“Another offering is our workshops,” Rafi says. These are special activities held by a specialist within an event that teach a special skill or craft. “They started by us asking ‘what can we offer that’s physical, you know, that will get people off their feet. The first one was a juggling workshop that I put together. Since then we’ve done a few others such as tight rope walking and origami. We try to choose activities that require mental focus. Origami, for example, combines a craft and a puzzle and requires fine motor skills. So everyone leaves the workshop having learned something and had fun.”
Some Eureka staff members come from casino backgrounds, and from time to time we’ve brought blackjack and roulette to events. We’ve also provided custom jigsaws that all the guests work on to complete. At the end of the party the puzzle is mounted and everyone signs it.
“I’ve really branched out in my role as an event planner,” Rafi says. “I’ll coordinate the flow of the event as a whole, design floor plans, and emcee the event myself. Our goal is not to create one-big attention-demanding splash but guide the whole event in a relaxed way and keep the attention on those we’re celebrating.”
I ask him what his goals are for 2015. He tells me at the moment he’s working on a portable mini golf course that he can bring to events. We may set it up for a demo in the alley next to Eureka now that the weather’s getting warmer. Every event requires unique planning to allow for specific restraints and requests. Our abilities are constantly expanding as we take on new staff members.
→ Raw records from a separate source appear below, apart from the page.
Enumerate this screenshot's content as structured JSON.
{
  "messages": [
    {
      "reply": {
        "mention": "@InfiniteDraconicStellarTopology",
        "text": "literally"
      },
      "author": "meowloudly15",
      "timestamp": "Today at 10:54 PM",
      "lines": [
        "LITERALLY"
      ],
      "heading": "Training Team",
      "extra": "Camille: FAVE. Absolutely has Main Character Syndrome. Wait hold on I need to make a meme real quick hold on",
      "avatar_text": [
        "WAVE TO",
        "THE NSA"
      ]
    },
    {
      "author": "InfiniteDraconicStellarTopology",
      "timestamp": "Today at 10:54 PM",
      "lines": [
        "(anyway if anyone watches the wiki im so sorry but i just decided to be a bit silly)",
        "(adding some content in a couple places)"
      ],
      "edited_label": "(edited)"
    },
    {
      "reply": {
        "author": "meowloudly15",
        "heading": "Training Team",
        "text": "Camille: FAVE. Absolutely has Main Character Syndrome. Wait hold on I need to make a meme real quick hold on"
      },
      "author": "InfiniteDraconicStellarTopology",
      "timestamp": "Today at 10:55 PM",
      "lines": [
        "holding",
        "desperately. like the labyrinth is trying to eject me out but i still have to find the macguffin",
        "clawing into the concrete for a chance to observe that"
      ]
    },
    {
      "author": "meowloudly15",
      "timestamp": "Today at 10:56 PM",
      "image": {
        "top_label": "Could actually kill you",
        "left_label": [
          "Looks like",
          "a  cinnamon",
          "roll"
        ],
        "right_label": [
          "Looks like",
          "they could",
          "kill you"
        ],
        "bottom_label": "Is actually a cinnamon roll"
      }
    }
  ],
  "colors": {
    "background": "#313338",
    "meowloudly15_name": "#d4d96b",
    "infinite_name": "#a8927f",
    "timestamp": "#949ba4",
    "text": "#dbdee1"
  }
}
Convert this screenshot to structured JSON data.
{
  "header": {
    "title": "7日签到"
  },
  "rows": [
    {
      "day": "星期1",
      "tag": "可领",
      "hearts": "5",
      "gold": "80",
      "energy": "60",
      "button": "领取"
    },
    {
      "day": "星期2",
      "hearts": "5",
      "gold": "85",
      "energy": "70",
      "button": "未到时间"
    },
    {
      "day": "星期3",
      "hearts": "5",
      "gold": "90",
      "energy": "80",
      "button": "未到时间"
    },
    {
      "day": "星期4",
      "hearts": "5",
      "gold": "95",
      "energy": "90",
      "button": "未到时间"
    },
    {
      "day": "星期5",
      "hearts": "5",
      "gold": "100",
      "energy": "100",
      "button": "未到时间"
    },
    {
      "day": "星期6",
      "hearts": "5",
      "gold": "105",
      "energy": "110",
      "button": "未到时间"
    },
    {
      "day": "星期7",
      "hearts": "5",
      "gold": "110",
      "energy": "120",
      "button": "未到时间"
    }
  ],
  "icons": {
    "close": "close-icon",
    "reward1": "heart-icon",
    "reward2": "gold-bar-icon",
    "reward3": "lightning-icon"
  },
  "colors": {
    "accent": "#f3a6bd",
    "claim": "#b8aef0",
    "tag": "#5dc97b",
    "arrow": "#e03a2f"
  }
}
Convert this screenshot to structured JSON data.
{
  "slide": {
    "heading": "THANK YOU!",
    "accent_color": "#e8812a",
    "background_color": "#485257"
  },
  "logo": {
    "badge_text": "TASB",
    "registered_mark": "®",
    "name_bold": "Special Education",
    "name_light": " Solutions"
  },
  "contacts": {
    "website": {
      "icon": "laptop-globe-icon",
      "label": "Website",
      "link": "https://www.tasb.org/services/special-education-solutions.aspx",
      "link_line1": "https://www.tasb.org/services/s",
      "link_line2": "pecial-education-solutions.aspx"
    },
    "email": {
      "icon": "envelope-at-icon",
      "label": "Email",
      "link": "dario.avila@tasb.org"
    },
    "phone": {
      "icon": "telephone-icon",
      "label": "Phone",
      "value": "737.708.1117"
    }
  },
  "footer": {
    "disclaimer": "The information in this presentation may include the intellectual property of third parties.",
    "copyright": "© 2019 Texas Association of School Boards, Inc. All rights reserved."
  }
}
Since I started working, it seems like we’re taking on more contracts than ever, and with bar mitzvah season approaching, Rafi will have his hands full. But he doesn’t seem worried. He’s excited by the prospect. It means word is getting out about On the Spot. And if his hands get too full, he’s pretty good at juggling.